The sickness is called Hyperemesis gravidarum, and results from studying about 1.7 million pregnancies showed that women who suffered from the sickness had high tendencies of giving birth to daughters rather than sons.
The Duchess of Cambridge was ill with the sickness when she was pregnant with Prince George in 2012. She was also reported to have been affected by the sickness while she was eight months pregnant with her daughter Princess Charlotte.
According to reports by New Scientists, 56% of babies born in the Swedish data were female. The research confirmed that pregnant women who are blighted with the condition have chances of having a miscarriage.
Female babies may more likely trigger extreme morning sickness unlike their male counterparts, says researcher from Colombia University in New York.
Pregnant women who are affected by morning sickness become extremely dehydrated, could throw up about 50 times in a day, lose up to 10% of their weigh, and some end up in miscarriages.
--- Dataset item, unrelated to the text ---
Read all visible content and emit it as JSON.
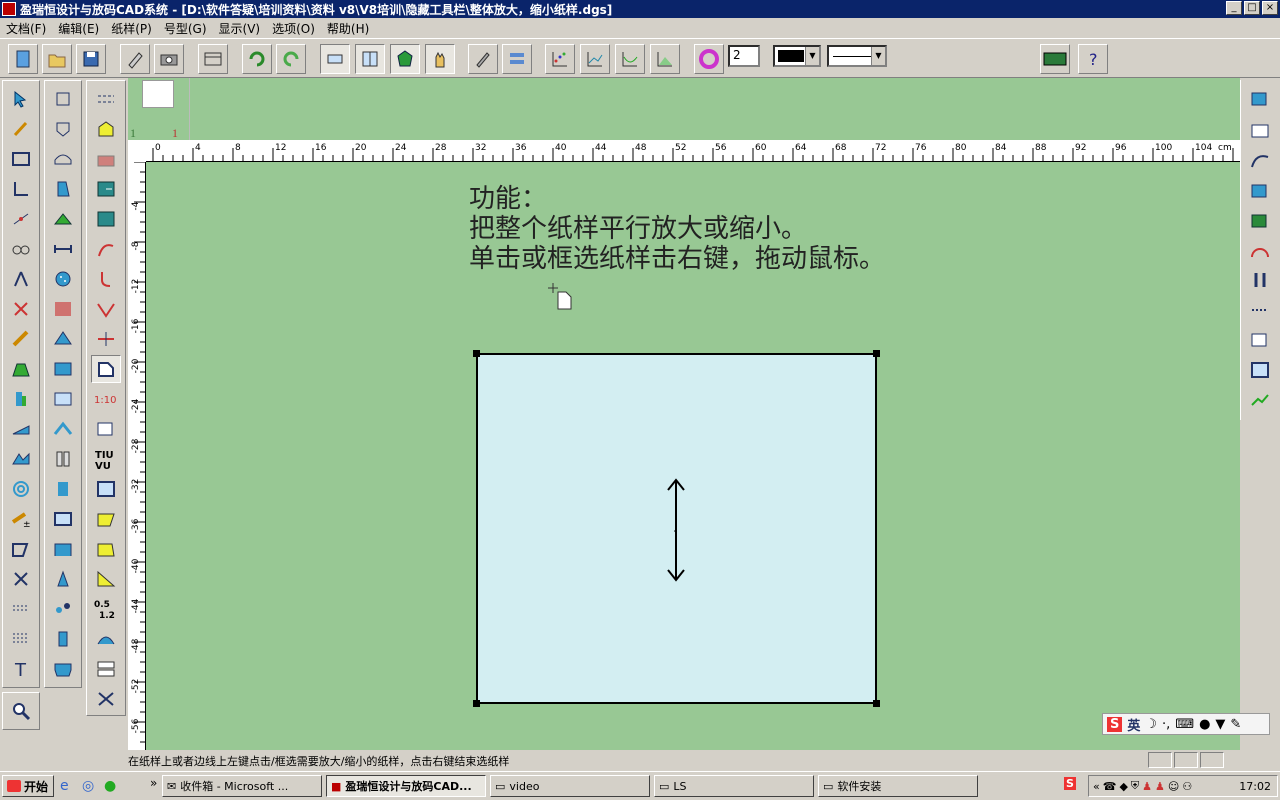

Statistically, it affects about one in a 100 pregnancies.
The truth is that a pregnant woman can certainly have morning sickness, and yes, even a very bad one when she's carrying a boy. So counting on it being a daughter might not work.